In an op-ed published in The Hill on Saturday, Polish Deputy Foreign Minister Boguslaw Winid warned that Russian aggression would have significant consequences for Europe if it were not met with a strong and unified response.
“This aggression, if not stopped immediately, will have long-term consequences for security in Europe and beyond,” he added. “Once again, Europe and America must act together to defend our values and the principles on which our democracies are based.”
As Russia took control of Crimea this past week, Poland requested an emergency NATO meeting under council rules that allow any member to call for consultations if its security is threatened.
The meeting highlighted the concerns that Russia’s military action has sparked among NATO’s members in Eastern Europe.
The U.S. has taken steps this week to provide assurances to Poland and others, sending six additional F-15 fighter jets to Poland to bolster a NATO air-policing mission.
Winid wrote that that the additional fighters was a good first step, and that the U.S. stance should be made clear as preparations are made for the NATO summit later this year.

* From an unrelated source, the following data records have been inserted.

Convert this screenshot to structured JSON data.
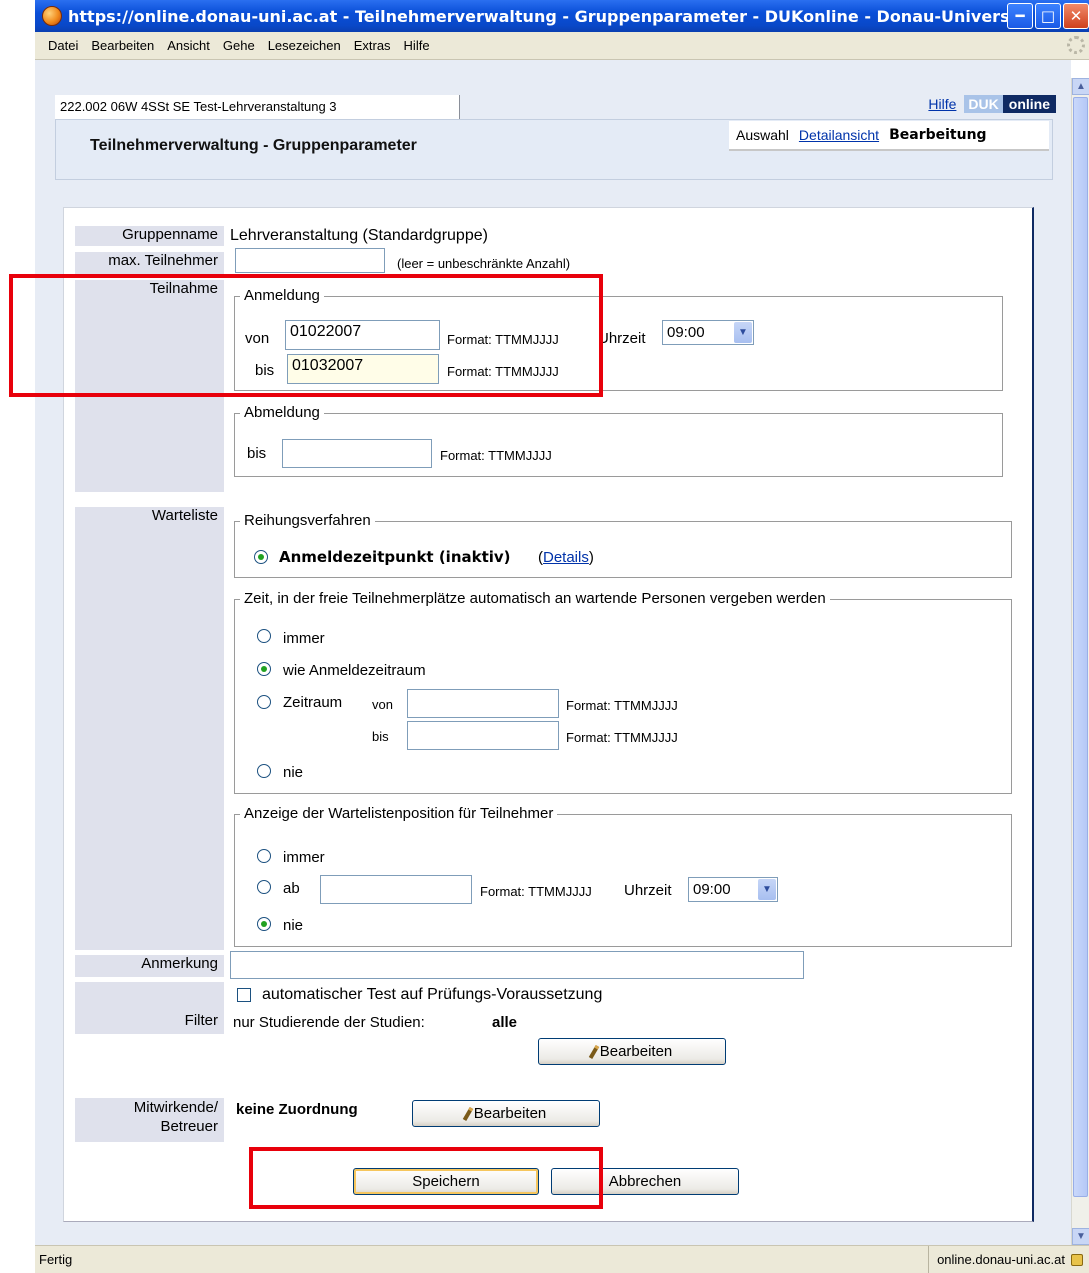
{
  "window": {
    "title": "https://online.donau-uni.ac.at - Teilnehmerverwaltung - Gruppenparameter - DUKonline - Donau-Universitä...",
    "menu": [
      "Datei",
      "Bearbeiten",
      "Ansicht",
      "Gehe",
      "Lesezeichen",
      "Extras",
      "Hilfe"
    ],
    "status": "Fertig",
    "status_host": "online.donau-uni.ac.at"
  },
  "header": {
    "course": "222.002 06W 4SSt SE Test-Lehrveranstaltung 3",
    "help": "Hilfe",
    "logo_a": "DUK",
    "logo_b": "online",
    "title": "Teilnehmerverwaltung - Gruppenparameter",
    "nav": {
      "auswahl": "Auswahl",
      "detail": "Detailansicht",
      "bearbeitung": "Bearbeitung"
    }
  },
  "form": {
    "gruppenname_label": "Gruppenname",
    "gruppenname_value": "Lehrveranstaltung (Standardgruppe)",
    "max_label": "max. Teilnehmer",
    "max_value": "",
    "max_hint": "(leer = unbeschränkte Anzahl)",
    "teilnahme_label": "Teilnahme",
    "anmeldung": {
      "legend": "Anmeldung",
      "von_label": "von",
      "von_value": "01022007",
      "bis_label": "bis",
      "bis_value": "01032007",
      "format": "Format: TTMMJJJJ",
      "uhrzeit_label": "Uhrzeit",
      "uhrzeit_value": "09:00"
    },
    "abmeldung": {
      "legend": "Abmeldung",
      "bis_label": "bis",
      "bis_value": "",
      "format": "Format: TTMMJJJJ"
    },
    "warteliste_label": "Warteliste",
    "reihung": {
      "legend": "Reihungsverfahren",
      "option": "Anmeldezeitpunkt (inaktiv)",
      "paren_open": "(",
      "details": "Details",
      "paren_close": ")"
    },
    "zeit": {
      "legend": "Zeit, in der freie Teilnehmerplätze automatisch an wartende Personen vergeben werden",
      "immer": "immer",
      "wie": "wie Anmeldezeitraum",
      "zeitraum": "Zeitraum",
      "von": "von",
      "bis": "bis",
      "format": "Format: TTMMJJJJ",
      "nie": "nie",
      "selected": "wie"
    },
    "anzeige": {
      "legend": "Anzeige der Wartelistenposition für Teilnehmer",
      "immer": "immer",
      "ab": "ab",
      "format": "Format: TTMMJJJJ",
      "uhrzeit_label": "Uhrzeit",
      "uhrzeit_value": "09:00",
      "nie": "nie",
      "selected": "nie"
    },
    "anmerkung_label": "Anmerkung",
    "anmerkung_value": "",
    "auto_test": "automatischer Test auf Prüfungs-Voraussetzung",
    "filter_label": "Filter",
    "filter_text": "nur Studierende der Studien:",
    "filter_value": "alle",
    "bearbeiten": "Bearbeiten",
    "mitwirkende_label_1": "Mitwirkende/",
    "mitwirkende_label_2": "Betreuer",
    "mitwirkende_value": "keine Zuordnung",
    "save": "Speichern",
    "cancel": "Abbrechen"
  },
  "colors": {
    "highlight_box": "#e8000b",
    "label_bg": "#dfe1ec",
    "accent": "#0f2a63"
  }
}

The deputy foreign minister expressed concern that defense budgets throughout NATO countries could be cut further, limiting the potential for a response.
He said that the defense spending for all of NATO’s European countries amounts to only 34 percent of the Pentagon’s budget.
“Only a handful of them achieve the 2% GDP benchmark agreed by the Alliance,” he said. “We have to do more, also to redress burden sharing.”
The U.S. military budget is also facing budget pressures and has been trimmed due to sequestration in recent years.
The Pentagon has emphasized a rebalance to the Asia-Pacific region, which has also signaled a declining need for a robust U.S. presence in Europe. Pentagon officials have said they’d let their European allies take greater responsibility for their own security as the military’s budgets are squeezed.
The budget cutting has already prompted the U.S. to remove Army brigades from Europe, a consolidation that could continue further as the Army plans to downsize to 440,000 to 450,000 troops by 2019.
U.S. defense officials have warned that the troop figure could drop even lower if sequestration is not undone by 2016.
Winid also pushed the U.S. to lift barriers on natural gas exports to diversify Europe’s energy market, arguing the move would “do both sides of the Atlantic a favor.”
Russia is a major exporter of natural gas to Europe, which has caused some governments there to resist the push for harsh sanctions against Moscow.